From the data below, copy out every line in which the word "title" occurs.

(Data records for software interfaces)
========

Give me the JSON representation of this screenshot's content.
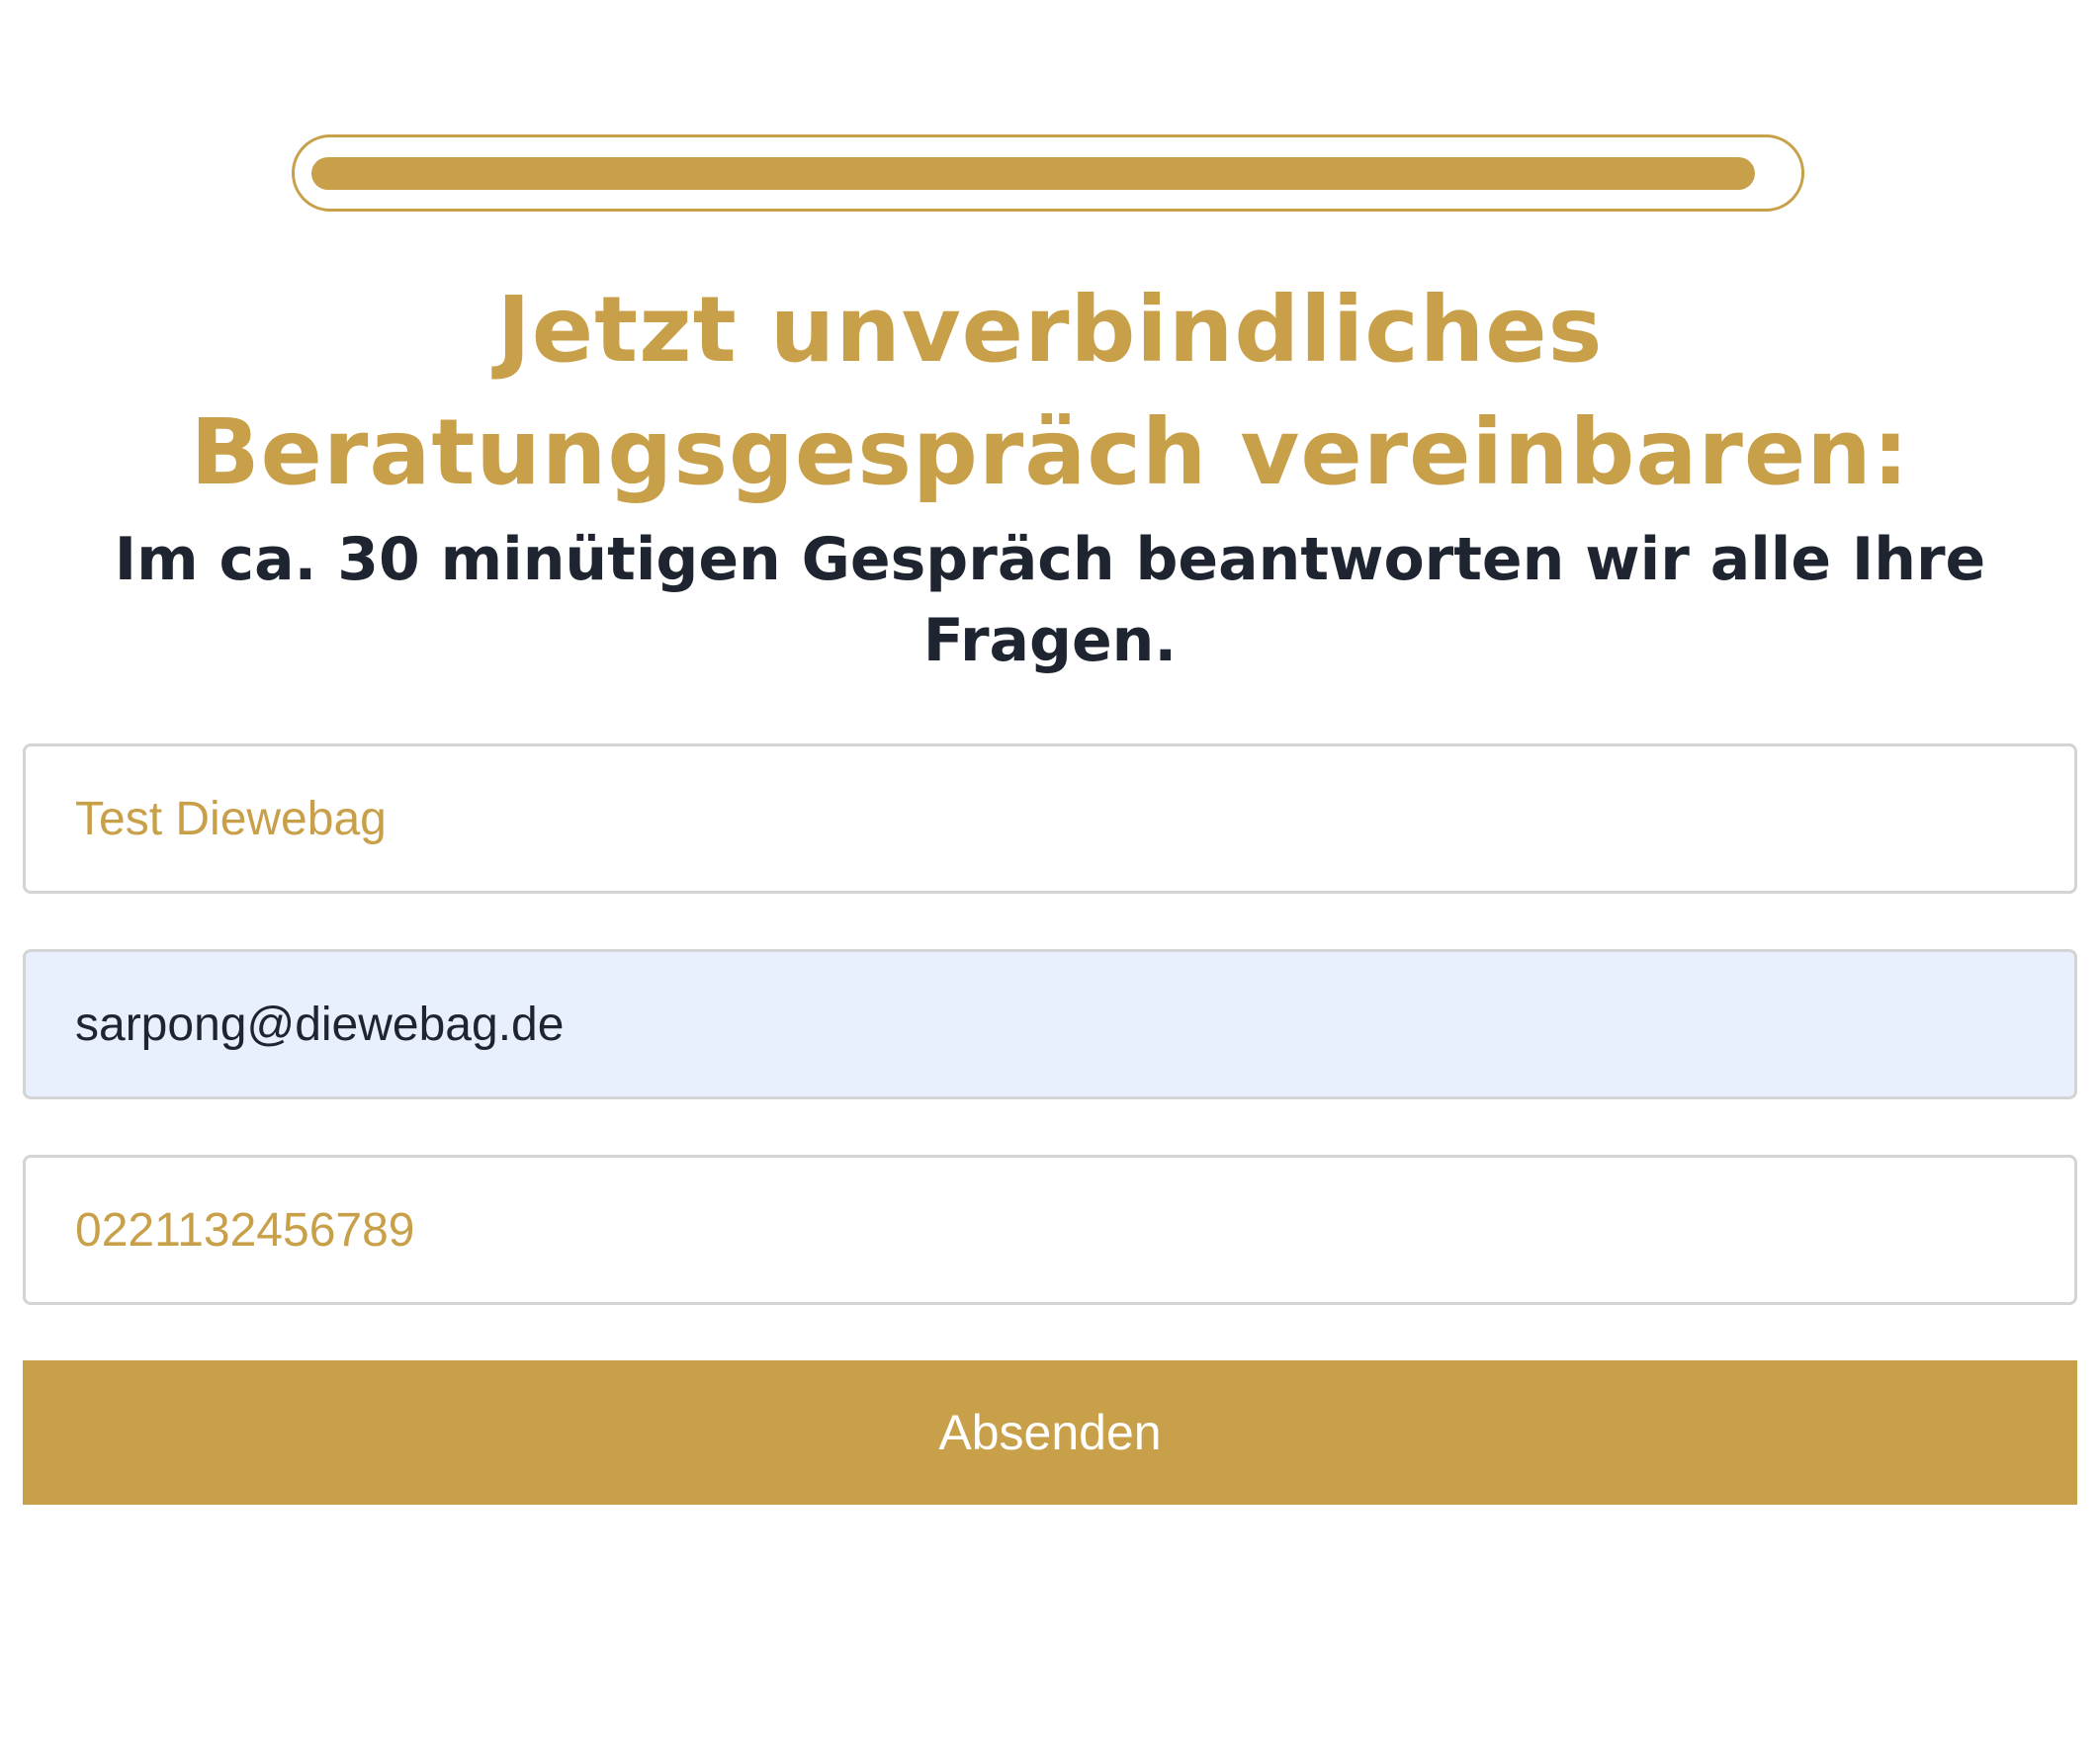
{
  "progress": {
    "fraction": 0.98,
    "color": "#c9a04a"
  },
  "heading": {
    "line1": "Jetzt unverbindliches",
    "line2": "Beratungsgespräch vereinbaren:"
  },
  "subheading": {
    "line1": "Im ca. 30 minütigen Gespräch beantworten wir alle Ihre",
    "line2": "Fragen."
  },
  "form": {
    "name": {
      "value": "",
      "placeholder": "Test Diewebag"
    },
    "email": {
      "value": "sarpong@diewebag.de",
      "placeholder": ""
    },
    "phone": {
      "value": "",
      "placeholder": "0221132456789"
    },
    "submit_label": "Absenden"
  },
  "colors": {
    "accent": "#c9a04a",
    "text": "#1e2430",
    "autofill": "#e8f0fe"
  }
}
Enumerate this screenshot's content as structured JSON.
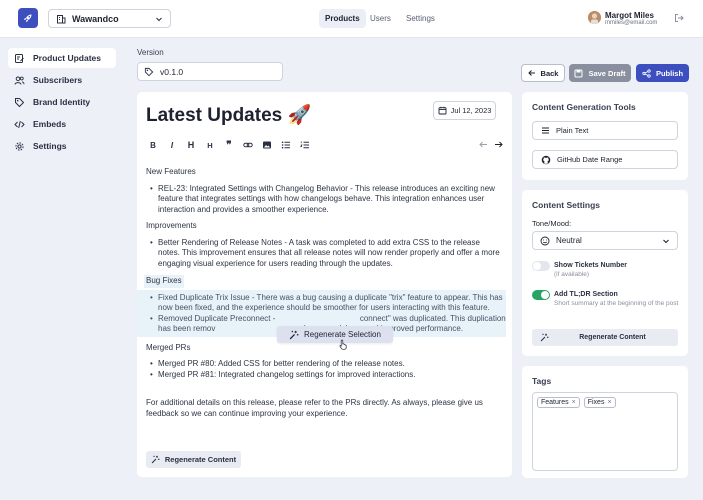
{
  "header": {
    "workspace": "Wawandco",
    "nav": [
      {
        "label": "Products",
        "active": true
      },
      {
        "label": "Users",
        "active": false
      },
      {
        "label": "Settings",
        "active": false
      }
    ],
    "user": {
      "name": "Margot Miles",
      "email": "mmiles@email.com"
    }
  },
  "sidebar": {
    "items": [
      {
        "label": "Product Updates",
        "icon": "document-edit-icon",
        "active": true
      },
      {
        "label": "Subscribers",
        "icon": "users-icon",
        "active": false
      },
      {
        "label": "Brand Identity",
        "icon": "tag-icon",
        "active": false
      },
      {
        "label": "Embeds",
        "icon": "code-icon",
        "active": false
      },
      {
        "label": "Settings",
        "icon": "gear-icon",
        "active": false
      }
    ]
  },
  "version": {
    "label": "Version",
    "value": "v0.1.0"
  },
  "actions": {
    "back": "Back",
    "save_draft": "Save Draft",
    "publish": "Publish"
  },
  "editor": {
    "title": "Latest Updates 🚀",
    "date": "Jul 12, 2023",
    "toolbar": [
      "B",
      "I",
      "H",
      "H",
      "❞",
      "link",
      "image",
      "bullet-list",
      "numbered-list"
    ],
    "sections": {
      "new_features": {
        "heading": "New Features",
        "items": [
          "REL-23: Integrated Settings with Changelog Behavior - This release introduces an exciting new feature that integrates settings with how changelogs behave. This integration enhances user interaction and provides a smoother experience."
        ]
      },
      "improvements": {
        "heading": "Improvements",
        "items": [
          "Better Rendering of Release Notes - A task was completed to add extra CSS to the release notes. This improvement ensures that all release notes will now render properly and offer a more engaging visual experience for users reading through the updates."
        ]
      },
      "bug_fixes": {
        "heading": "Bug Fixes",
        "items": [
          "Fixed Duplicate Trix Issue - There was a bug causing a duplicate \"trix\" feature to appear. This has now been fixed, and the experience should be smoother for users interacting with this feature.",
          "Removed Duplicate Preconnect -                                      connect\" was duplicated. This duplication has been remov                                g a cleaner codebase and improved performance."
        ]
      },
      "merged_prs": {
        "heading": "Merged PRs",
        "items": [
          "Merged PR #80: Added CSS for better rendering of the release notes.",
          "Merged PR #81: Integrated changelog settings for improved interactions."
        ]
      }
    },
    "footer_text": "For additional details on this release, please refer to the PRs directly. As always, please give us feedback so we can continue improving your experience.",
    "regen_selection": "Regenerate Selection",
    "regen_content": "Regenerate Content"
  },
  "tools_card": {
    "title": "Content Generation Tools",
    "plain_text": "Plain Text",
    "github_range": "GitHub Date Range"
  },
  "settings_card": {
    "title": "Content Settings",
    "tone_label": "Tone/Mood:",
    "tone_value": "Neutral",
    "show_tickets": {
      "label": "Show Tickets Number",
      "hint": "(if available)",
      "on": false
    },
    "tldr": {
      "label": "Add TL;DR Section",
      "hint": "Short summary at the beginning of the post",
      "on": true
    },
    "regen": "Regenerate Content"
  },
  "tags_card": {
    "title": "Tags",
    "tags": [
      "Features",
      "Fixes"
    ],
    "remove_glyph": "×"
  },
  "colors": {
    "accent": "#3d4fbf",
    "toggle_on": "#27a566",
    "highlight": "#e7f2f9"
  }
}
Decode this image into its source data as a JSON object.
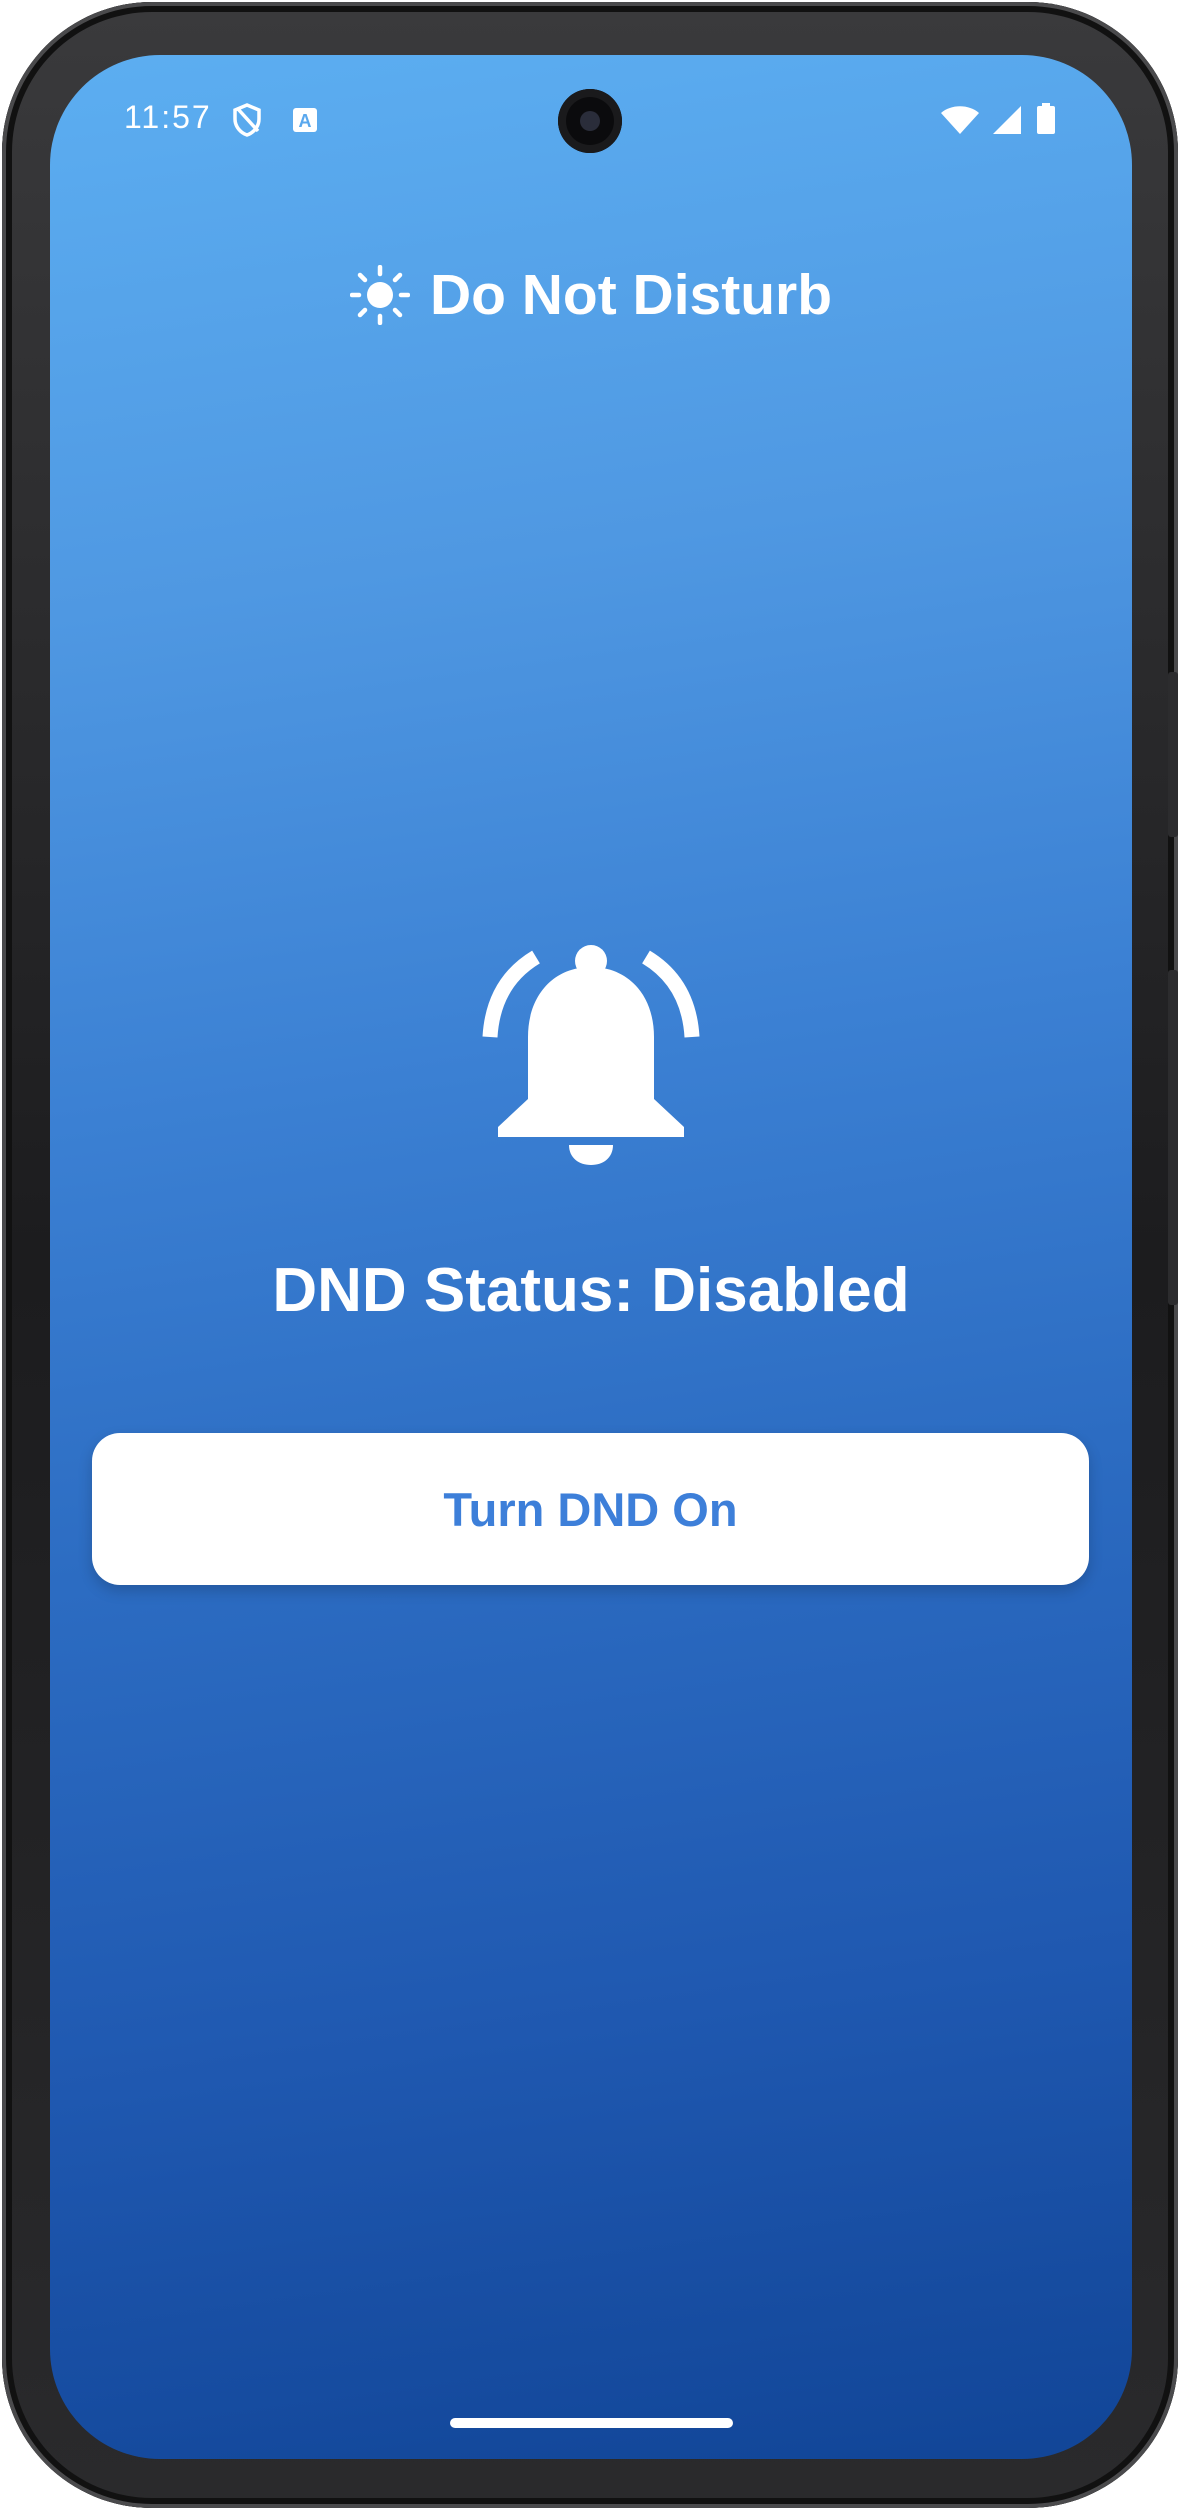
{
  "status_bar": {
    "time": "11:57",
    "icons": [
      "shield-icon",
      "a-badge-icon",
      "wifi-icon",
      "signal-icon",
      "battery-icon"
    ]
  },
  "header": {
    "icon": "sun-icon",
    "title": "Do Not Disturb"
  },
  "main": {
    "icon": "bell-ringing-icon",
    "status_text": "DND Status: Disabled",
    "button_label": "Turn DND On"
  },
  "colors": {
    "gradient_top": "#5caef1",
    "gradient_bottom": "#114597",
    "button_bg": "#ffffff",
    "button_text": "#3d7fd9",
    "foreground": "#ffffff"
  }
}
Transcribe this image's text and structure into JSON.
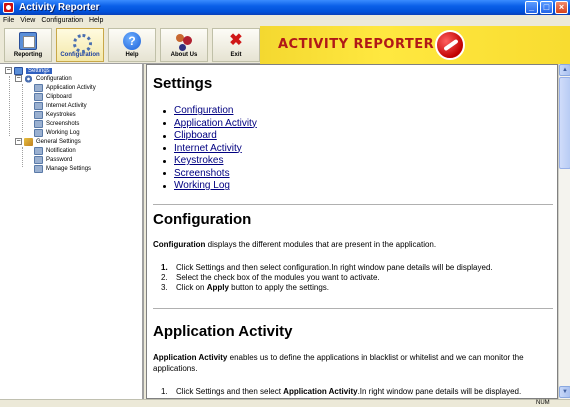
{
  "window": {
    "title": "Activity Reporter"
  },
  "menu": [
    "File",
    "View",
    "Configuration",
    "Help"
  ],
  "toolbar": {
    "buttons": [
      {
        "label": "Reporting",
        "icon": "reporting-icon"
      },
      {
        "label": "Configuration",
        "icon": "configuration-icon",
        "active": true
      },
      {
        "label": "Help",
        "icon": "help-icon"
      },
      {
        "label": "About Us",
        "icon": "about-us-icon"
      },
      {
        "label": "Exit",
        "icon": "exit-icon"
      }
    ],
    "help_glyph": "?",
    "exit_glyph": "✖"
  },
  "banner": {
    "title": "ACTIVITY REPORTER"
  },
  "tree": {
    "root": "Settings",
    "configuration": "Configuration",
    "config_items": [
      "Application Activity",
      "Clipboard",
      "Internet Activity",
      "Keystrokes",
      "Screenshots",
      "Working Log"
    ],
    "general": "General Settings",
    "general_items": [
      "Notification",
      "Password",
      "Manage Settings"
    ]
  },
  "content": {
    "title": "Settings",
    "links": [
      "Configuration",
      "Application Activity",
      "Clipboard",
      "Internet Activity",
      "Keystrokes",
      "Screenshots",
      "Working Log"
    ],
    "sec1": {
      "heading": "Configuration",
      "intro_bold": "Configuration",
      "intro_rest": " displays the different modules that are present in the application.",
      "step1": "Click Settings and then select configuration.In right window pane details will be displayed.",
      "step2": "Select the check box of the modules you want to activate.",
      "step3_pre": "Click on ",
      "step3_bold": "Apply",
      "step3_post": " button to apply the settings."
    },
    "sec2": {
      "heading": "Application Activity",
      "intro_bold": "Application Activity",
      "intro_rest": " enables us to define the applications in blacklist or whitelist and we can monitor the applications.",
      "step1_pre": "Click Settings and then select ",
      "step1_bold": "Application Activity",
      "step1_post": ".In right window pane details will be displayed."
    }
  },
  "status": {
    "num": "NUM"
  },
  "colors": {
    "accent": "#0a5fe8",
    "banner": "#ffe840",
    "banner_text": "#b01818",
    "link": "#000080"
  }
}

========

> **Exercise solution**
    "title": "Latest Updates 🚀",
    "title": "Content Generation Tools",
    "title": "Content Settings",
    "title": "Tags",
    "title": "Do Not Disturb"
    "title": "Activity Reporter"
    "title": "ACTIVITY REPORTER"
    "title": "Settings",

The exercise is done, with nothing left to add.